**Exercise details**
Report all lines in the records that hold the string "this".

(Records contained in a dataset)
=====
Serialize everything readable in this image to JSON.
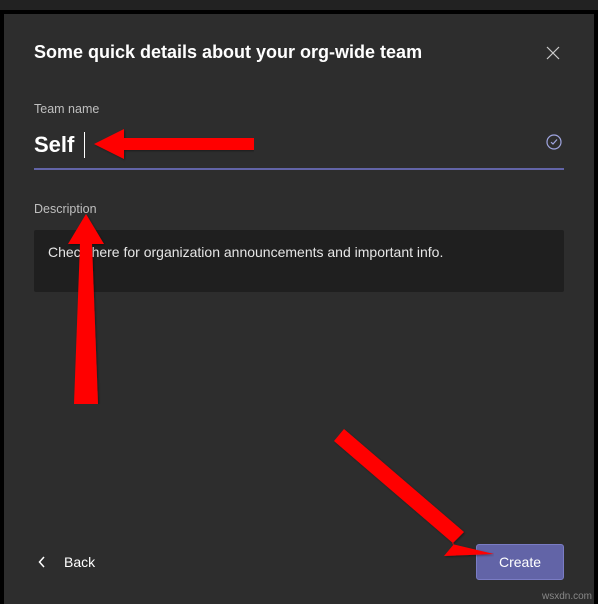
{
  "modal": {
    "title": "Some quick details about your org-wide team",
    "teamNameLabel": "Team name",
    "teamNameValue": "Self",
    "descriptionLabel": "Description",
    "descriptionValue": "Check here for organization announcements and important info.",
    "backLabel": "Back",
    "createLabel": "Create"
  },
  "watermark": "wsxdn.com"
}
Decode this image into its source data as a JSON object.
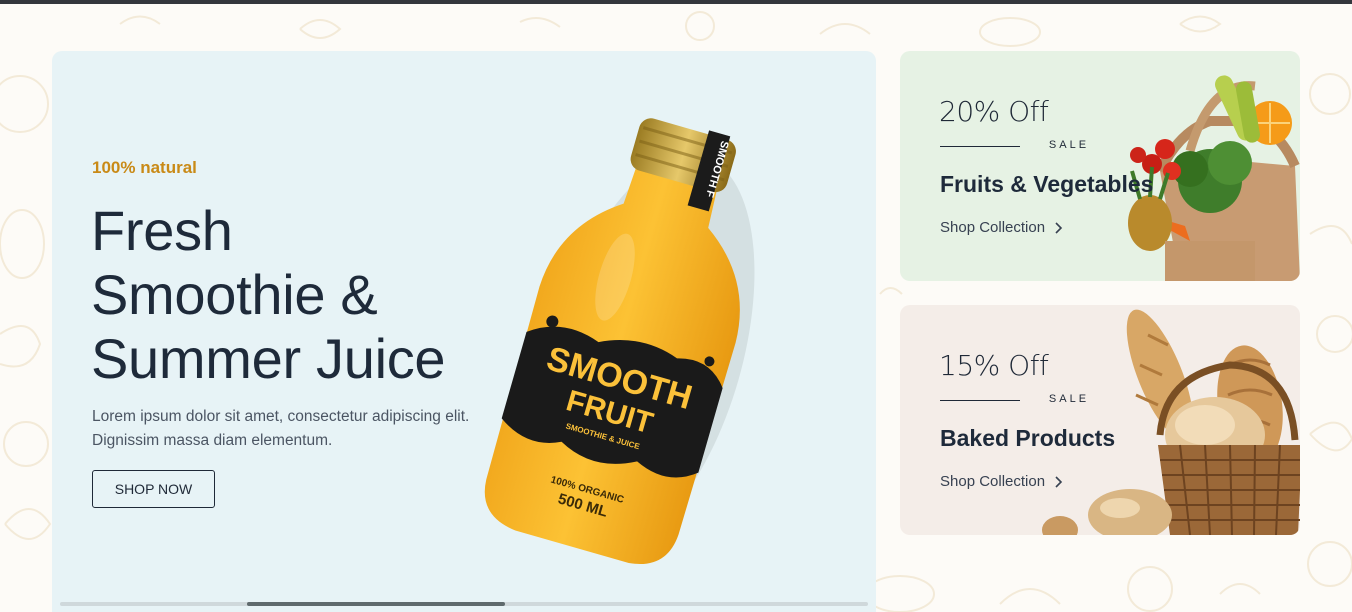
{
  "hero": {
    "eyebrow": "100% natural",
    "title_lines": [
      "Fresh",
      "Smoothie &",
      "Summer Juice"
    ],
    "description": "Lorem ipsum dolor sit amet, consectetur adipiscing elit. Dignissim massa diam elementum.",
    "button_label": "SHOP NOW",
    "product": {
      "cap_text": "SMOOTH F",
      "label_line1": "SMOOTH",
      "label_line2": "FRUIT",
      "label_sub": "SMOOTHIE & JUICE",
      "organic": "100% ORGANIC",
      "volume": "500 ML"
    },
    "slider_position": 0.34
  },
  "promos": [
    {
      "discount": "20% Off",
      "sale": "SALE",
      "name": "Fruits & Vegetables",
      "link": "Shop Collection",
      "image_icon": "vegetable-bag-image"
    },
    {
      "discount": "15% Off",
      "sale": "SALE",
      "name": "Baked Products",
      "link": "Shop Collection",
      "image_icon": "bread-basket-image"
    }
  ],
  "colors": {
    "accent": "#c98a17",
    "hero_bg": "#e7f3f6",
    "promo1_bg": "#e6f2e4",
    "promo2_bg": "#f4ede8",
    "text_dark": "#1e2a3a"
  }
}
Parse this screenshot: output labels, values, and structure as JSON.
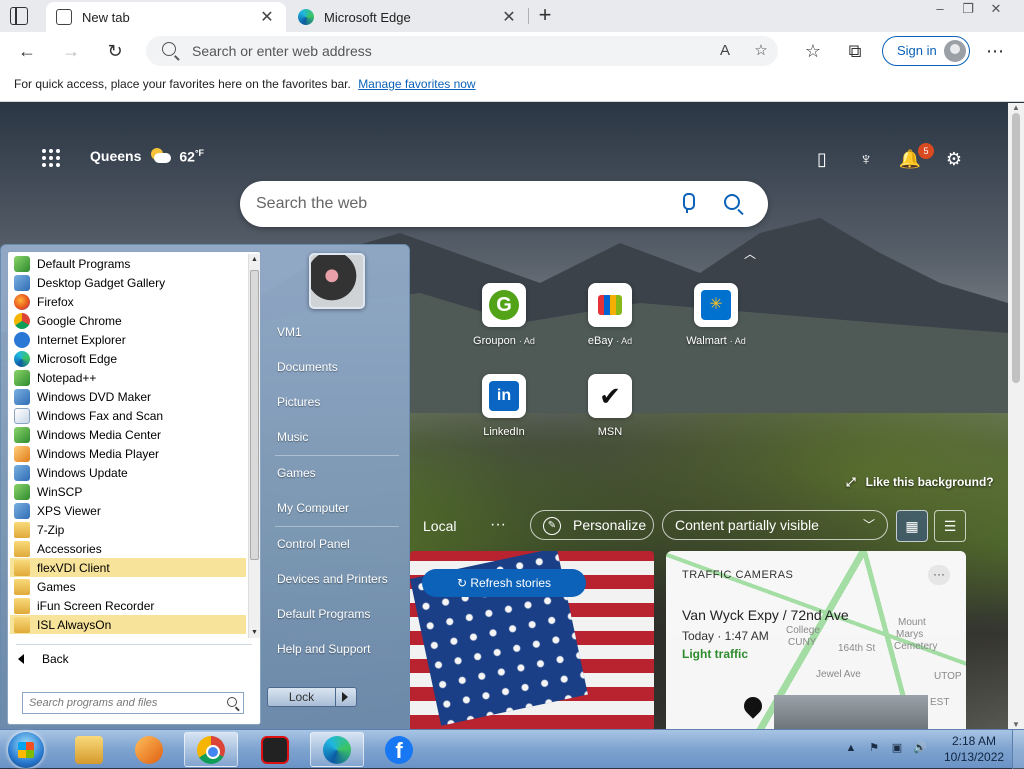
{
  "browser": {
    "tabs": [
      {
        "title": "New tab",
        "icon": "new-tab-page-icon",
        "active": true
      },
      {
        "title": "Microsoft Edge",
        "icon": "edge-icon",
        "active": false
      }
    ],
    "address_placeholder": "Search or enter web address",
    "sign_in_label": "Sign in",
    "favorites_bar": {
      "text": "For quick access, place your favorites here on the favorites bar.",
      "link": "Manage favorites now"
    }
  },
  "ntp": {
    "location": "Queens",
    "temperature": "62",
    "temp_unit": "°F",
    "notifications_count": "5",
    "search_placeholder": "Search the web",
    "tiles": [
      {
        "label": "Groupon",
        "ad": "· Ad",
        "icon": "groupon-icon"
      },
      {
        "label": "eBay",
        "ad": "· Ad",
        "icon": "ebay-icon"
      },
      {
        "label": "Walmart",
        "ad": "· Ad",
        "icon": "walmart-icon"
      },
      {
        "label": "LinkedIn",
        "ad": "",
        "icon": "linkedin-icon"
      },
      {
        "label": "MSN",
        "ad": "",
        "icon": "msn-icon"
      }
    ],
    "like_background": "Like this background?",
    "feed": {
      "local": "Local",
      "personalize": "Personalize",
      "content_visibility": "Content partially visible"
    },
    "refresh_stories": "Refresh stories",
    "traffic": {
      "title": "TRAFFIC CAMERAS",
      "road": "Van Wyck Expy / 72nd Ave",
      "time": "Today · 1:47 AM",
      "status": "Light traffic",
      "map_labels": [
        "College",
        "CUNY",
        "Mount",
        "Marys",
        "Cemetery",
        "UTOP",
        "EST",
        "Jewel Ave",
        "164th St"
      ]
    }
  },
  "start_menu": {
    "programs": [
      {
        "label": "Default Programs",
        "icon": "default-programs-icon",
        "highlight": false
      },
      {
        "label": "Desktop Gadget Gallery",
        "icon": "gadget-gallery-icon",
        "highlight": false
      },
      {
        "label": "Firefox",
        "icon": "firefox-icon",
        "highlight": false
      },
      {
        "label": "Google Chrome",
        "icon": "chrome-icon",
        "highlight": false
      },
      {
        "label": "Internet Explorer",
        "icon": "internet-explorer-icon",
        "highlight": false
      },
      {
        "label": "Microsoft Edge",
        "icon": "edge-icon",
        "highlight": false
      },
      {
        "label": "Notepad++",
        "icon": "notepad-plus-plus-icon",
        "highlight": false
      },
      {
        "label": "Windows DVD Maker",
        "icon": "dvd-maker-icon",
        "highlight": false
      },
      {
        "label": "Windows Fax and Scan",
        "icon": "fax-scan-icon",
        "highlight": false
      },
      {
        "label": "Windows Media Center",
        "icon": "media-center-icon",
        "highlight": false
      },
      {
        "label": "Windows Media Player",
        "icon": "media-player-icon",
        "highlight": false
      },
      {
        "label": "Windows Update",
        "icon": "windows-update-icon",
        "highlight": false
      },
      {
        "label": "WinSCP",
        "icon": "winscp-icon",
        "highlight": false
      },
      {
        "label": "XPS Viewer",
        "icon": "xps-viewer-icon",
        "highlight": false
      },
      {
        "label": "7-Zip",
        "icon": "folder-icon",
        "highlight": false
      },
      {
        "label": "Accessories",
        "icon": "folder-icon",
        "highlight": false
      },
      {
        "label": "flexVDI Client",
        "icon": "folder-icon",
        "highlight": true
      },
      {
        "label": "Games",
        "icon": "folder-icon",
        "highlight": false
      },
      {
        "label": "iFun Screen Recorder",
        "icon": "folder-icon",
        "highlight": false
      },
      {
        "label": "ISL AlwaysOn",
        "icon": "folder-icon",
        "highlight": true
      }
    ],
    "back_label": "Back",
    "search_placeholder": "Search programs and files",
    "right_items": [
      "VM1",
      "Documents",
      "Pictures",
      "Music",
      "Games",
      "My Computer",
      "Control Panel",
      "Devices and Printers",
      "Default Programs",
      "Help and Support"
    ],
    "lock_label": "Lock"
  },
  "taskbar": {
    "apps": [
      {
        "name": "windows-explorer",
        "icon": "folder-icon"
      },
      {
        "name": "windows-media-player",
        "icon": "media-player-icon"
      },
      {
        "name": "google-chrome",
        "icon": "chrome-icon"
      },
      {
        "name": "screen-recorder",
        "icon": "recorder-icon"
      },
      {
        "name": "microsoft-edge",
        "icon": "edge-icon"
      },
      {
        "name": "facebook",
        "icon": "facebook-icon"
      }
    ],
    "time": "2:18 AM",
    "date": "10/13/2022"
  }
}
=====
**Solved problem**
Serialize everything readable in this image to JSON.
Decode this image into its source data as a JSON object.
Parse this screenshot: output labels, values, and structure as JSON.
    "like_background": "Like this background?",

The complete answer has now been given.